Seeming reactionary mass hysteria to the contrary, some people out there are thinking. A short while ago someone in basket-case Detroit (suffering possibly as high as 50% unemployment now) suggested that those hundreds of former city and suburban blocks that are not only abandoned but have only one to three buildings still standing be razed and rezoned as agricultural. The idea is to draw back the physical boundaries of a financially unsupportable array of city services are still mandated in these areas, and encourage close-in food production. Less municipal cost, more microeconomy jobs. The few remaining residents would be given substantial help to relocate to functioning areas which may thus be revitalized.
Likewise, longtime activist John Sinclair plans to open the first marijuana collective in Detroit, to help turn the city around in a situation where no other growth industry is on the horizon (all that possible new cheap agricultural land could make this work). Fourteen states have already approved medical marijuana and fourteen others have legislation pending. Massachusetts has almost decriminalized personal use of the herb, and California has it on the November ballot now. The CA proposal would ban public use, smoking while minors are present, while driving or on school grounds, and leave it to local governments to decide on permitting and taxing sales.
It's estimated that $13 - $42 billion could be saved in prohibition costs (50% of drug arrests are pot-related) while raising $7 billion annually in taxes. The figures are only speculation at this point, but it seems like common sense to work with the only burgeoning domestic industry: the amount of the weed grown in the U.S. in a 25-year period ending in 2006 increased 10 times, and it is much higher quality than the Mexican competition (so I read -- I'm not personally interested and don't want any kind of smoke in my lungs). Most of Mendocino County's economy is cannabis right now. The availability of very few other jobs turns people into entrepreneurs who wouldn't be considered criminals if they were starting, for example, nonproductive sleazy rent-to-own or check-cashing businesses.

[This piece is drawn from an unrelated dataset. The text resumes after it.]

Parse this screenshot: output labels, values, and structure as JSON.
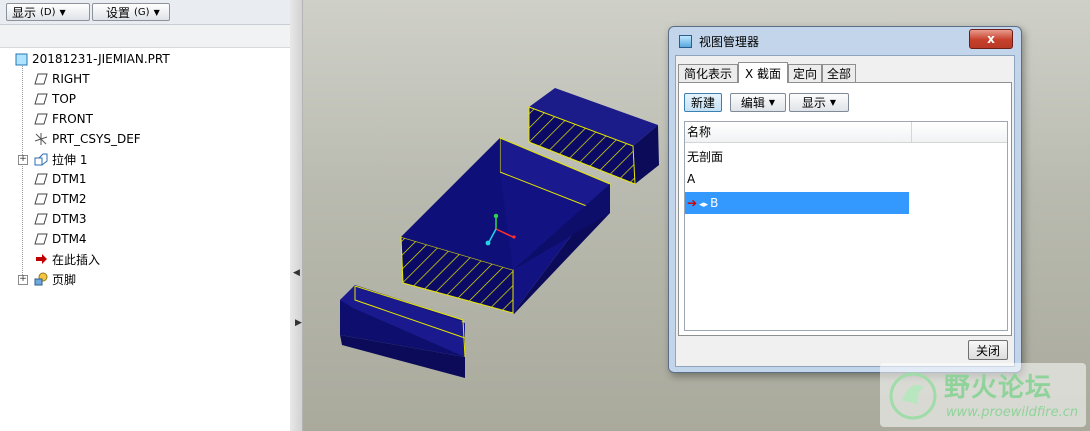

Another factoid about the size and potential of this crop: California's annual revenue from citrus is $1.2 billion; the weed industry brings in $14 billion. Untaxed, while we pay for helicopters and agents to destroy it. I guess it's a lot easier than confronting the gangs of L.A., where this law enforcement muscle should be.

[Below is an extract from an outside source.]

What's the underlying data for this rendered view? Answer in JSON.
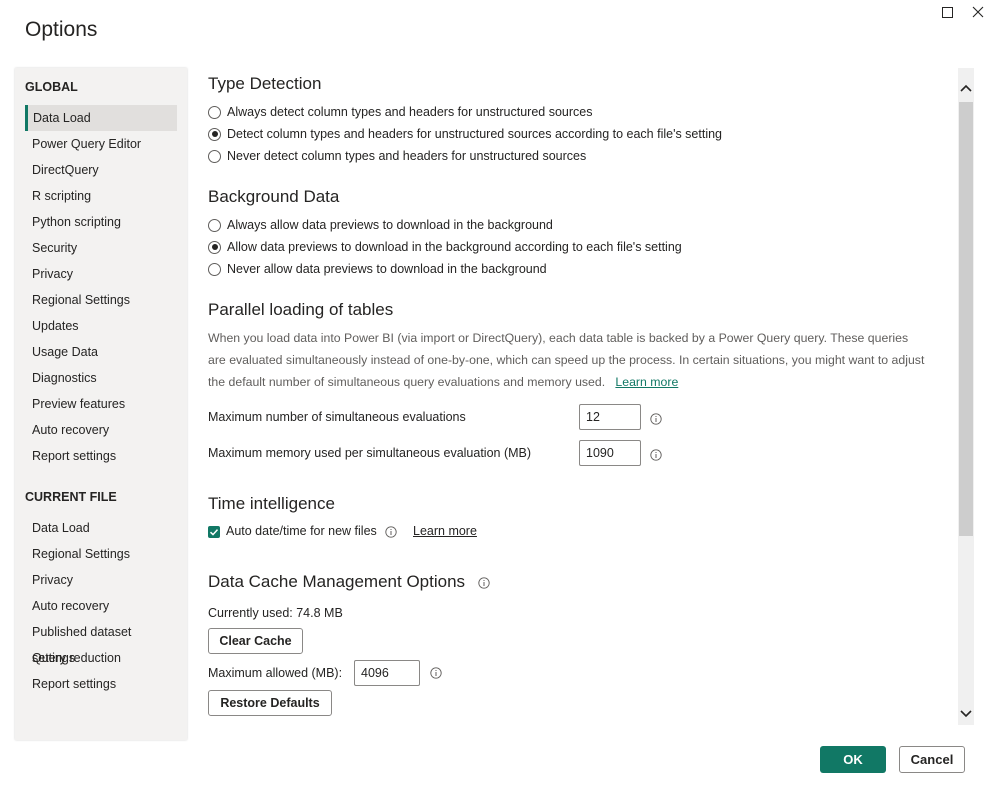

Apple and Hewlett-Packard were started in garages by young visionaries. DeMille's first feature, at the beginning of one of our biggest industries, was filmed in a horse barn. In rigid, conservative cultures like late Imperial China, Russia and the Ottoman, Roman and Byzantine Empires innovation didn't happen and opportunities were not seized or even looked for. Tightened borders after 9/11 had the unexpected consequence of jump-starting a new, flexible, efficient web of small businesses with high standards in the United States. Why is a part-time job at WalMart the legal thing instead?
(Most of the facts came from Rolling Stone, issue 1101.)